Work order: Please copy each line of the data that includes the string "post".

Given data:

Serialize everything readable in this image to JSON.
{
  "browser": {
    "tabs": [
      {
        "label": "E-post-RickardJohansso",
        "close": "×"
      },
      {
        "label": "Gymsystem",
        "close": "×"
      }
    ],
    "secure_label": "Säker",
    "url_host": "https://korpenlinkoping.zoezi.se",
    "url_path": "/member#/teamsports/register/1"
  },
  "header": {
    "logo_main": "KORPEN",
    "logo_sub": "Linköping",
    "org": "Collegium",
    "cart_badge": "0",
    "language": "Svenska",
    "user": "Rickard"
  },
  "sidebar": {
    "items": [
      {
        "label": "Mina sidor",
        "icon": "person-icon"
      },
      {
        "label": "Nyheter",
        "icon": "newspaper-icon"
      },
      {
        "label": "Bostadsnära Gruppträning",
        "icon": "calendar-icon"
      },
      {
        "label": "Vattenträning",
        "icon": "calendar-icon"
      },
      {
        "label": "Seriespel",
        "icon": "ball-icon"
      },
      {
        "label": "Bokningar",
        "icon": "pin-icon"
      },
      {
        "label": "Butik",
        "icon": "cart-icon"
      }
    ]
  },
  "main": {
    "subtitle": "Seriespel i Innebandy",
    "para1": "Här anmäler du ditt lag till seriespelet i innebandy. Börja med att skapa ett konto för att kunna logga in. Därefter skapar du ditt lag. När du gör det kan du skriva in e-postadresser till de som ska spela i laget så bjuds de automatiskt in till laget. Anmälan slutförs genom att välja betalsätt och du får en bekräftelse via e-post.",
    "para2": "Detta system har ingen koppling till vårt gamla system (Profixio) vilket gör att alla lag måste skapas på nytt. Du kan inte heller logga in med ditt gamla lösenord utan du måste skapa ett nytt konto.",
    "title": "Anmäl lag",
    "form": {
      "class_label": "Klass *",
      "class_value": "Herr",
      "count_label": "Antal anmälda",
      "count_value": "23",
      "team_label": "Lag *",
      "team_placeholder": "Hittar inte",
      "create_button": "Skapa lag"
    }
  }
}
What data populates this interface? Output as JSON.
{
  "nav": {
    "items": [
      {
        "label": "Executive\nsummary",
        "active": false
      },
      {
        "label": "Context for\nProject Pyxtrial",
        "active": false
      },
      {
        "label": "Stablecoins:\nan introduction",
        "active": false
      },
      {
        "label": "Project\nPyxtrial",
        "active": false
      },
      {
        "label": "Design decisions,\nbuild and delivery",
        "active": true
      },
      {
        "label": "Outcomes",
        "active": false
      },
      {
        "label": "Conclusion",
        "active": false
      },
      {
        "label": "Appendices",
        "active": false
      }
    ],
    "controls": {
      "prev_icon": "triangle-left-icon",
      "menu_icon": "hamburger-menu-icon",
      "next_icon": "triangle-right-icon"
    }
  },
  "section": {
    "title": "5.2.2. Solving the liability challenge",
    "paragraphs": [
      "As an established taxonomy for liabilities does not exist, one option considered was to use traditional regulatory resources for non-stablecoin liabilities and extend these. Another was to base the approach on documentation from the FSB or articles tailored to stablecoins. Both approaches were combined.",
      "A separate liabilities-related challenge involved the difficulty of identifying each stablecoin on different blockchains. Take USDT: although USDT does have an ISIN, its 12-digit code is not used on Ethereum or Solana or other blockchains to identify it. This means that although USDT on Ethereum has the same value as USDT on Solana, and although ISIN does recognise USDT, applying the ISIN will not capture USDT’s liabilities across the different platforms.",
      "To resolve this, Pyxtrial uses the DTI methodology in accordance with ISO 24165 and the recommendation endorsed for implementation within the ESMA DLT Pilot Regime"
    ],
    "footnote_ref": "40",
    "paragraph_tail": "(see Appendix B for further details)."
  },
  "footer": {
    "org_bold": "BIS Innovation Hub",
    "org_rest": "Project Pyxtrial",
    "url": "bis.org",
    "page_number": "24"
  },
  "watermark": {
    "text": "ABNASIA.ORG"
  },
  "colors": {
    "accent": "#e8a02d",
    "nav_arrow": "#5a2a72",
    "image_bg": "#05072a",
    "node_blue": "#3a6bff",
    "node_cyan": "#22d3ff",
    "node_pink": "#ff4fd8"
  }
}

Answer to the problem:
        "label": "E-post-RickardJohansso",
    "para1": "Här anmäler du ditt lag till seriespelet i innebandy. Börja med att skapa ett konto för att kunna logga in. Därefter skapar du ditt lag. När du gör det kan du skriva in e-postadresser till de som ska spela i laget så bjuds de automatiskt in till laget. Anmälan slutförs genom att välja betalsätt och du får en bekräftelse via e-post.",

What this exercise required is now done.